Richard Burr says media botched Russian-social media story
The Russian operatives who ran Facebook ads surrounding last year’s election ran four times as many ads in Maryland a deep-blue state than they did on the critical swing state of Wisconsin, the chairman of the Senate intelligence committee said Wednesday.
Sen. Richard Burr, North Carolina Republican, also said of the 55 ads run in Wisconsin costing less than $2,000 total almost all were run even before the primary, and none mentioned then-candidate Donald Trump by name, suggesting they were less about attacking the president and more about sowing chaos.
Kicking off a hearing with executives from Silicon Valley’s leading social media and tech companies Facebook, Google and Twitter Mr. Burr said the narrative that Russian-backer operatives worked to boost Mr. Trump over Democratic nominee Hillary Clinton in last year’s election was false.
“I understand the urge to make this story simple,” said Sen. Richard Burr, chairman of the committee. “But that’s biased.”
Later in the day, the firms will face questions from the House Intelligence committee’s Russian election meddling probe.
On Tuesday, executives from the firms took a grilling from a Senate judiciary subcommittee over Russian election interference. They were seen to fail to convince lawmakers that a similar propaganda push by the Kremlin could be stopped before America’s next election.
On Wednesday, Sen. Mark Warner, the committee’s lead Democrat, aimed his opening statement directly at the Kremlin.
“Russian operatives are attempting to infiltrate and manipulate American social media to hijack the national conversation and to make Americans angry, to set us against ourselves and to undermine our democracy,” the Virginia Democrat said. “They are still doing it now, and not one of us is doing enough to stop it.
Mr. Warner said the “advent of social media tools” allowed Russia “the power to magnify propaganda and fake news on a scale that was unimaginable back in the days of the Berlin Wall.” He added that such misinformation was spread “with just a small amount of money” to “wreak havoc on our online discourse.”
Mr. Warner also lashed out at Facebook.

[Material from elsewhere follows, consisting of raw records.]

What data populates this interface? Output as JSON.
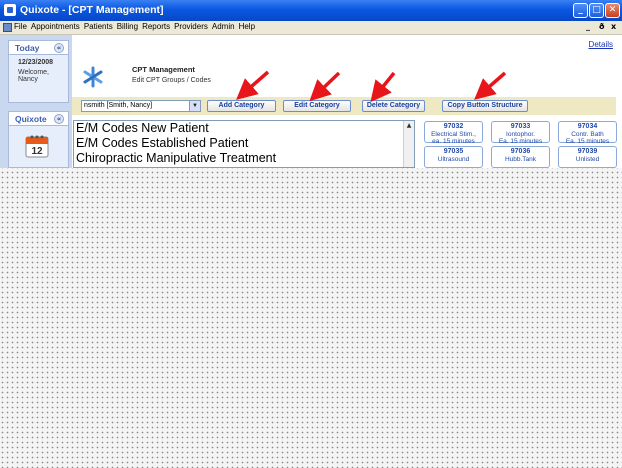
{
  "window": {
    "title": "Quixote - [CPT Management]"
  },
  "titlebar_buttons": {
    "minimize": "_",
    "maximize": "□",
    "close": "✕"
  },
  "menubar": {
    "items": [
      "File",
      "Appointments",
      "Patients",
      "Billing",
      "Reports",
      "Providers",
      "Admin",
      "Help"
    ],
    "mdi_controls": [
      "_",
      "ð",
      "x"
    ]
  },
  "left_pane": {
    "today_panel": {
      "title": "Today",
      "date": "12/23/2008",
      "welcome": "Welcome,",
      "user": "Nancy"
    },
    "quixote_panel": {
      "title": "Quixote",
      "calendar_icon": "calendar-icon",
      "calendar_day": "12"
    }
  },
  "main": {
    "details_link": "Details",
    "header": {
      "title": "CPT Management",
      "subtitle": "Edit CPT Groups / Codes",
      "icon": "asterisk-icon"
    },
    "toolbar": {
      "user_select": "nsmith [Smith, Nancy]",
      "add_category": "Add Category",
      "edit_category": "Edit Category",
      "delete_category": "Delete Category",
      "copy_button_structure": "Copy Button Structure"
    },
    "categories": [
      "E/M Codes New Patient",
      "E/M Codes Established Patient",
      "Chiropractic Manipulative Treatment"
    ],
    "cpt_buttons": [
      {
        "code": "97032",
        "line1": "Electrical Stim.,",
        "line2": "ea. 15 minutes"
      },
      {
        "code": "97033",
        "line1": "Iontophor.",
        "line2": "Ea. 15 minutes"
      },
      {
        "code": "97034",
        "line1": "Contr. Bath",
        "line2": "Ea. 15 minutes"
      },
      {
        "code": "97035",
        "line1": "Ultrasound",
        "line2": ""
      },
      {
        "code": "97036",
        "line1": "Hubb.Tank",
        "line2": ""
      },
      {
        "code": "97039",
        "line1": "Unlisted",
        "line2": ""
      }
    ]
  },
  "colors": {
    "titlebar": "#0a58e0",
    "toolbar_bg": "#efe9c3",
    "arrow": "#e8161b",
    "link": "#1a33b8"
  }
}
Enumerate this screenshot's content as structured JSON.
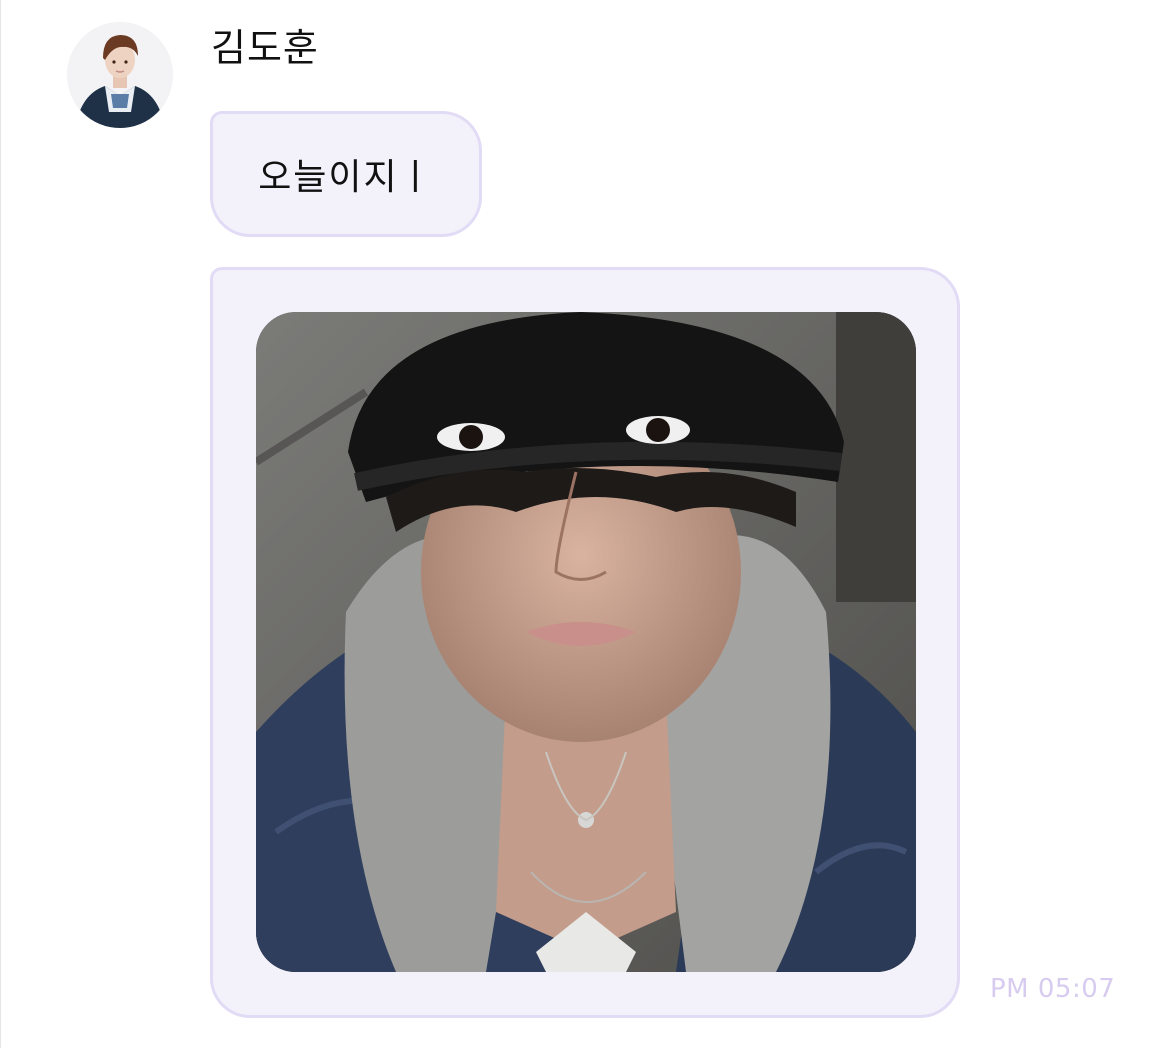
{
  "chat": {
    "sender": {
      "name": "김도훈",
      "avatar_icon": "profile-avatar"
    },
    "messages": [
      {
        "type": "text",
        "text": "오늘이지ㅣ"
      },
      {
        "type": "image",
        "description_icon": "selfie-photo"
      }
    ],
    "timestamp": "PM 05:07"
  },
  "colors": {
    "bubble_fill": "#f3f1fa",
    "bubble_border": "#e2dbf5",
    "timestamp": "#d7ccef",
    "text": "#111111"
  }
}
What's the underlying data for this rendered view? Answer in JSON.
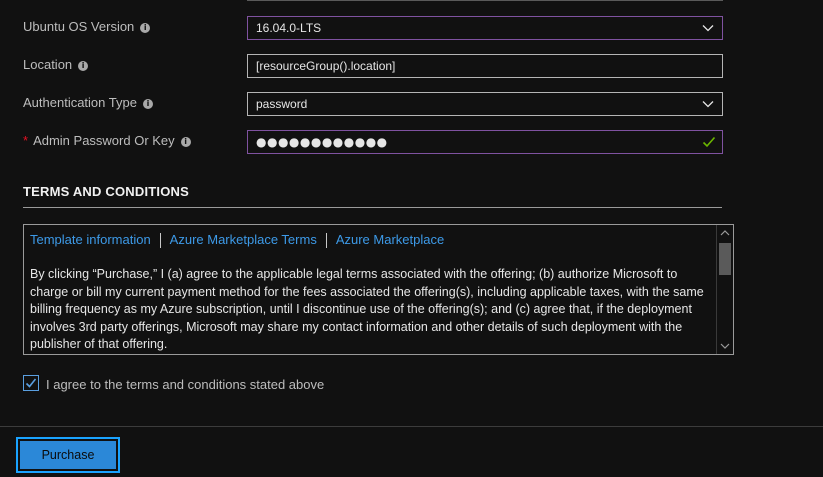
{
  "form": {
    "ubuntu_version": {
      "label": "Ubuntu OS Version",
      "value": "16.04.0-LTS"
    },
    "location": {
      "label": "Location",
      "value": "[resourceGroup().location]"
    },
    "auth_type": {
      "label": "Authentication Type",
      "value": "password"
    },
    "admin_password": {
      "required_marker": "*",
      "label": "Admin Password Or Key",
      "value": "●●●●●●●●●●●●"
    }
  },
  "terms": {
    "title": "TERMS AND CONDITIONS",
    "tabs": [
      "Template information",
      "Azure Marketplace Terms",
      "Azure Marketplace"
    ],
    "body": "By clicking “Purchase,” I (a) agree to the applicable legal terms associated with the offering; (b) authorize Microsoft to charge or bill my current payment method for the fees associated the offering(s), including applicable taxes, with the same billing frequency as my Azure subscription, until I discontinue use of the offering(s); and (c) agree that, if the deployment involves 3rd party offerings, Microsoft may share my contact information and other details of such deployment with the publisher of that offering.",
    "agree_label": "I agree to the terms and conditions stated above",
    "agree_checked": true
  },
  "footer": {
    "purchase_label": "Purchase"
  },
  "colors": {
    "accent": "#2b88d8",
    "focus_border": "#1aa3ff",
    "link": "#3d9ae8",
    "valid_check": "#6bb700",
    "select_border": "#7f52a0",
    "required": "#e81123"
  },
  "icons": {
    "info": "info-icon",
    "chevron": "chevron-down-icon",
    "check": "check-icon"
  }
}
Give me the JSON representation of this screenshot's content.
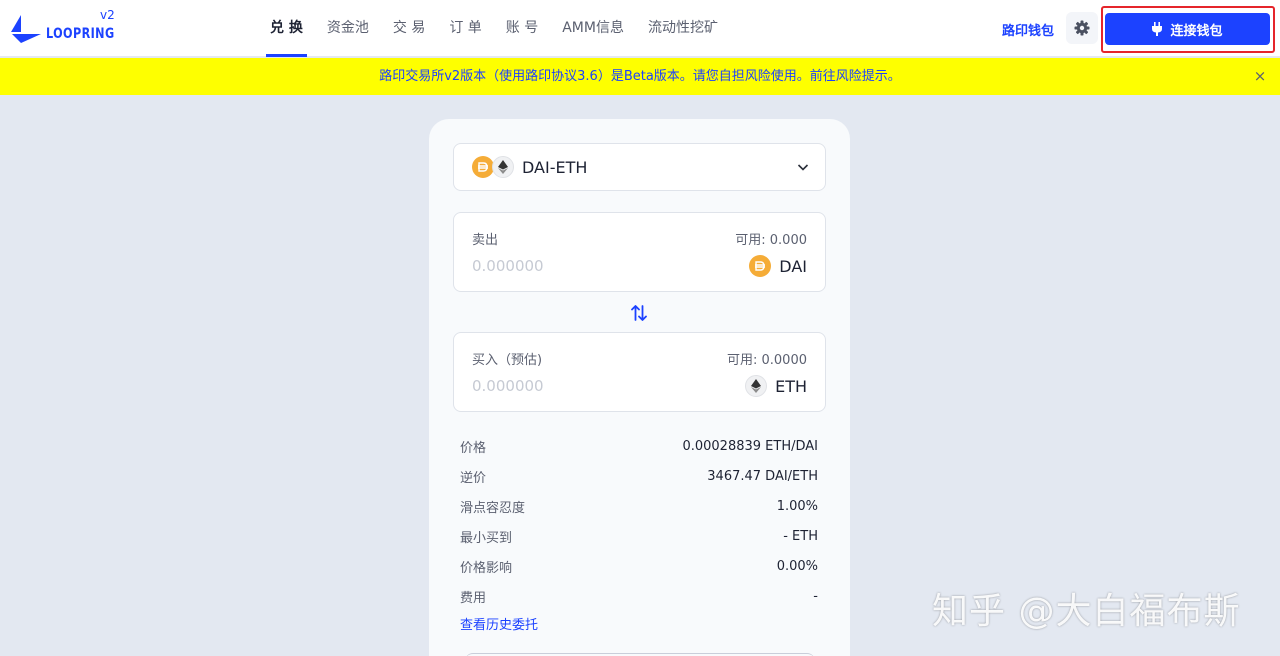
{
  "header": {
    "logo_text": "LOOPRING",
    "version": "v2",
    "nav": [
      {
        "label": "兑 换",
        "active": true
      },
      {
        "label": "资金池",
        "active": false
      },
      {
        "label": "交 易",
        "active": false
      },
      {
        "label": "订 单",
        "active": false
      },
      {
        "label": "账 号",
        "active": false
      },
      {
        "label": "AMM信息",
        "active": false
      },
      {
        "label": "流动性挖矿",
        "active": false
      }
    ],
    "wallet_link": "路印钱包",
    "settings_icon": "gear-icon",
    "connect_button": "连接钱包",
    "connect_icon": "plug-icon"
  },
  "banner": {
    "text": "路印交易所v2版本（使用路印协议3.6）是Beta版本。请您自担风险使用。前往风险提示。",
    "close": "×"
  },
  "swap": {
    "pair": "DAI-ETH",
    "sell": {
      "label": "卖出",
      "available": "可用: 0.000",
      "amount_placeholder": "0.000000",
      "token": "DAI"
    },
    "buy": {
      "label": "买入（预估)",
      "available": "可用: 0.0000",
      "amount_placeholder": "0.000000",
      "token": "ETH"
    },
    "details": [
      {
        "key": "价格",
        "value": "0.00028839 ETH/DAI"
      },
      {
        "key": "逆价",
        "value": "3467.47 DAI/ETH"
      },
      {
        "key": "滑点容忍度",
        "value": "1.00%"
      },
      {
        "key": "最小买到",
        "value": "- ETH"
      },
      {
        "key": "价格影响",
        "value": "0.00%"
      },
      {
        "key": "费用",
        "value": "-"
      }
    ],
    "history_link": "查看历史委托"
  },
  "watermark": "知乎 @大白福布斯",
  "colors": {
    "accent": "#1c42ff",
    "banner_bg": "#feff00",
    "page_bg": "#e3e8f1",
    "highlight": "#e5252b"
  }
}
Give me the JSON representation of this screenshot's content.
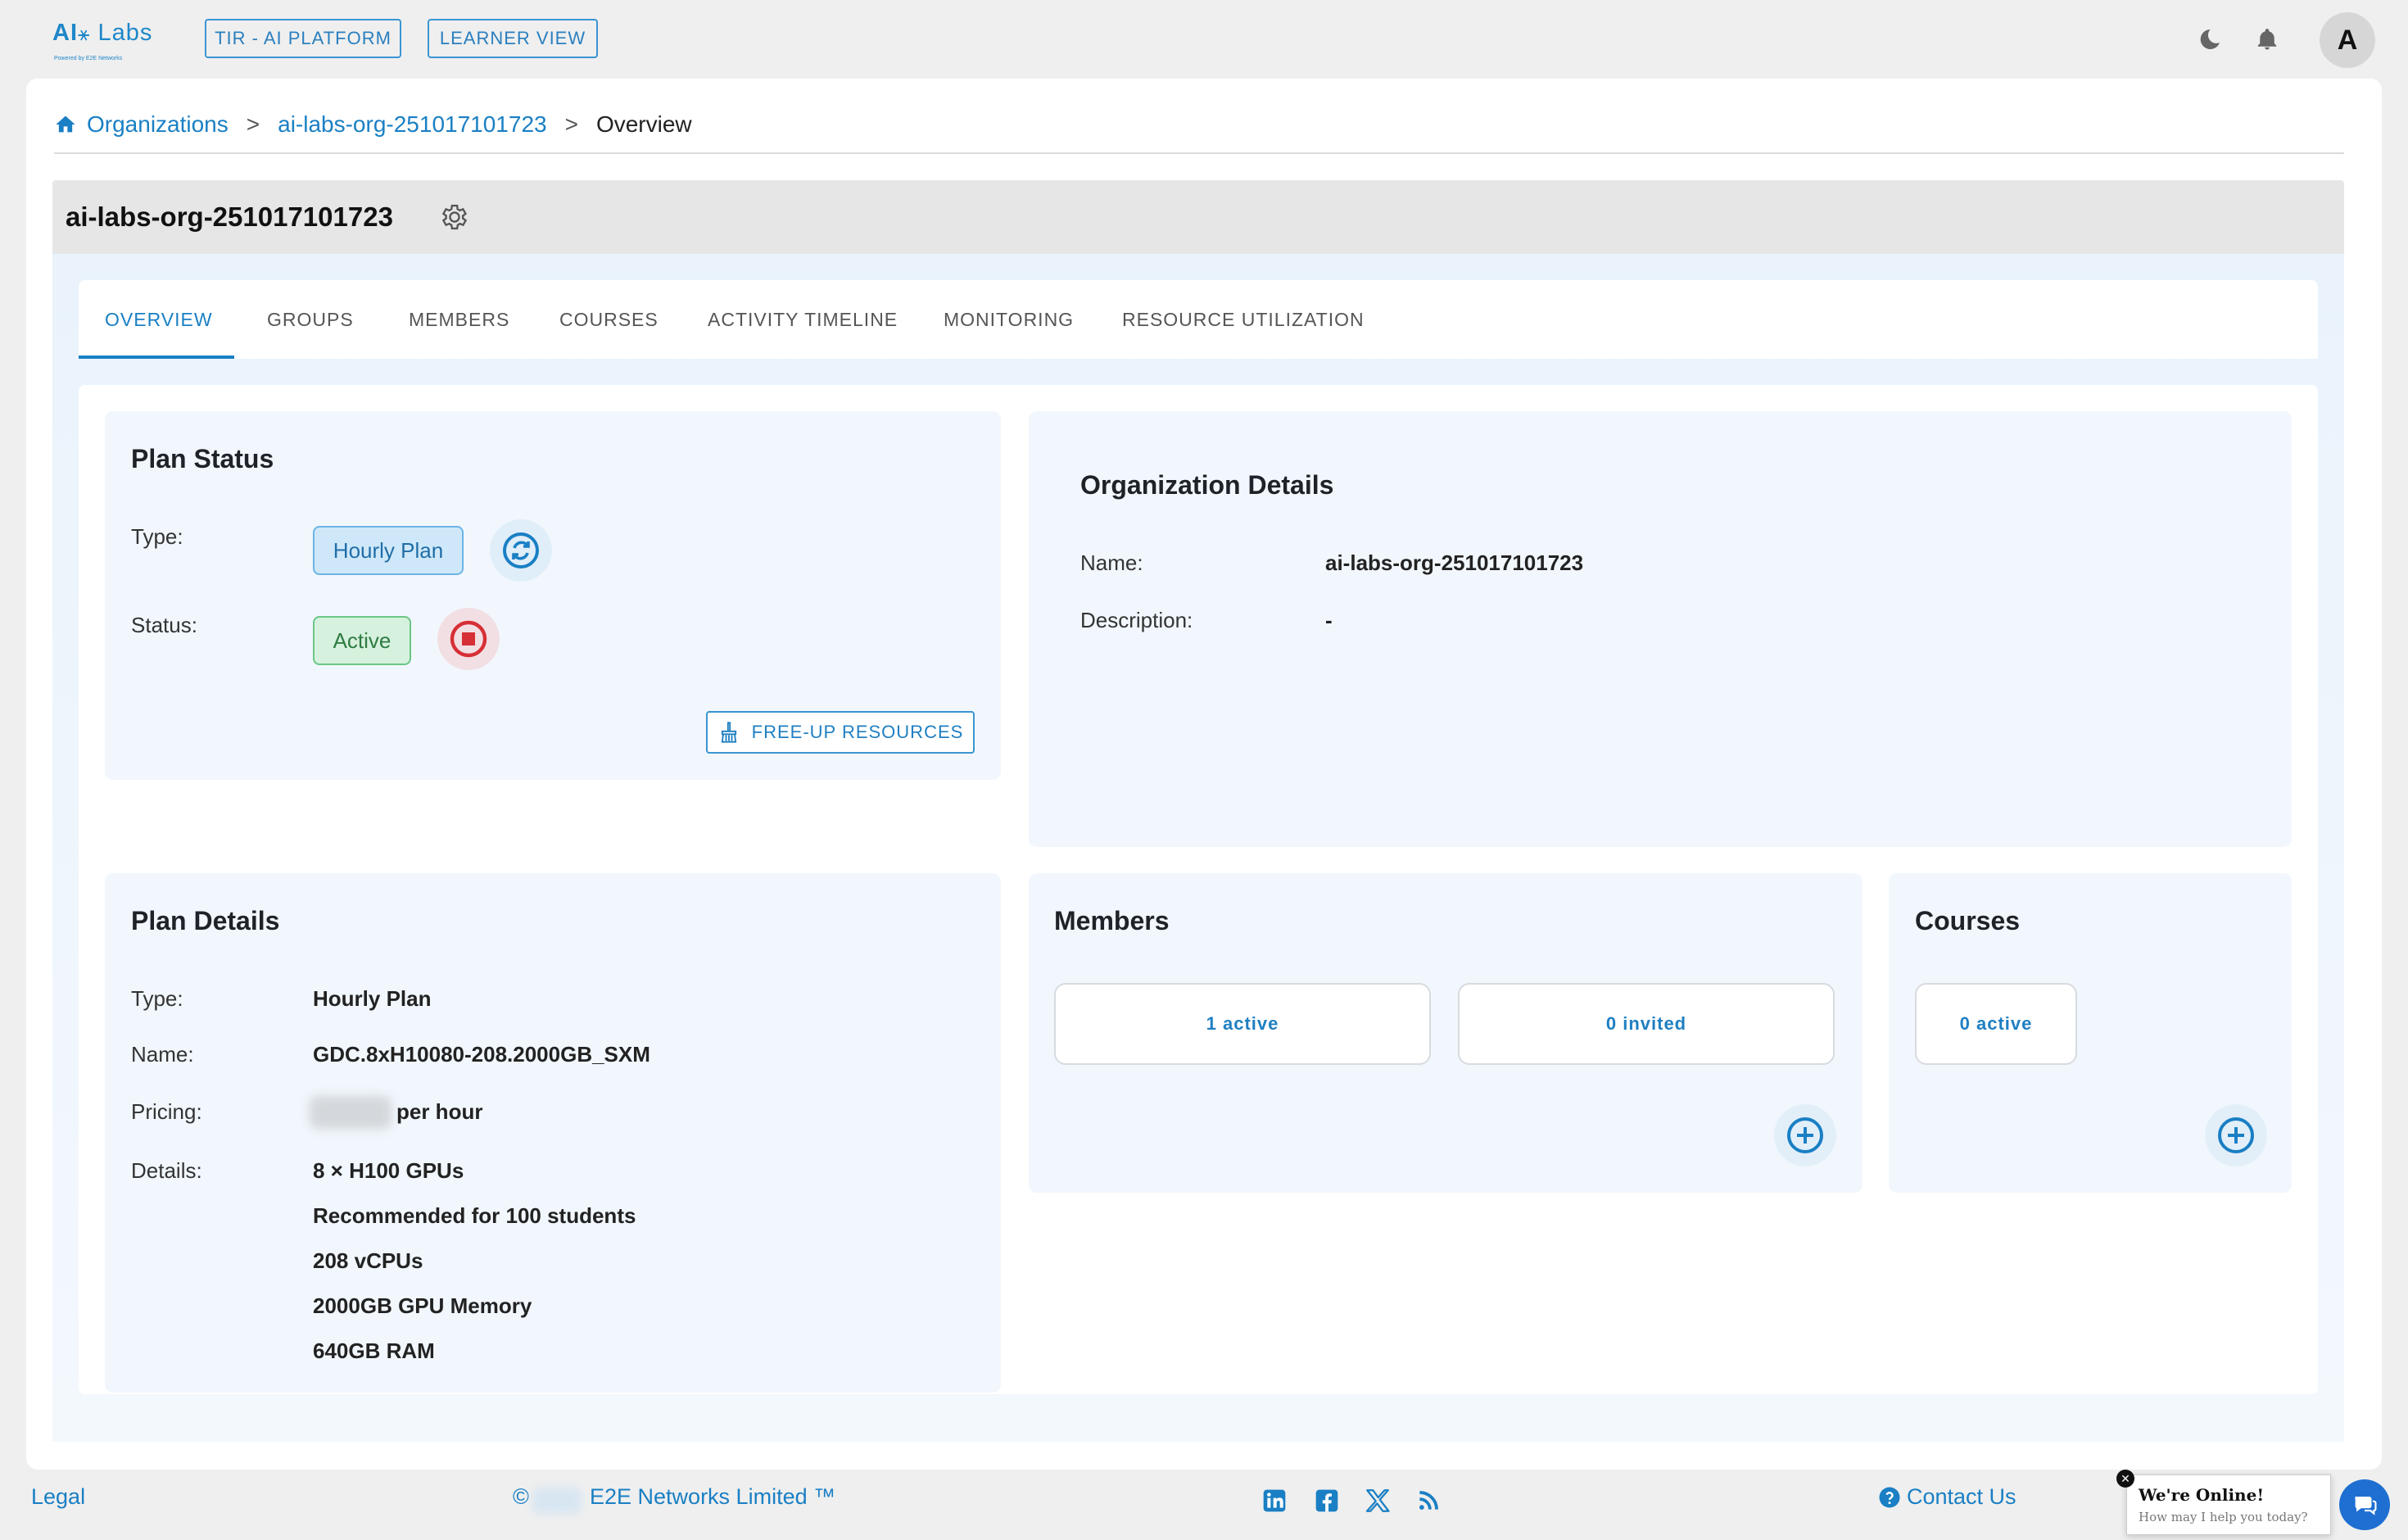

“For Facebook, much of the attention has been focused on the paid ads Russian trolls targeted to Americans,” he said. “However, these ads are just the tip of a very large iceberg. The real story is the amount of misinformation and divisive content that was pushed for free on Russian-backed pages, which then spread widely on the news feeds of tens of millions of Americans.”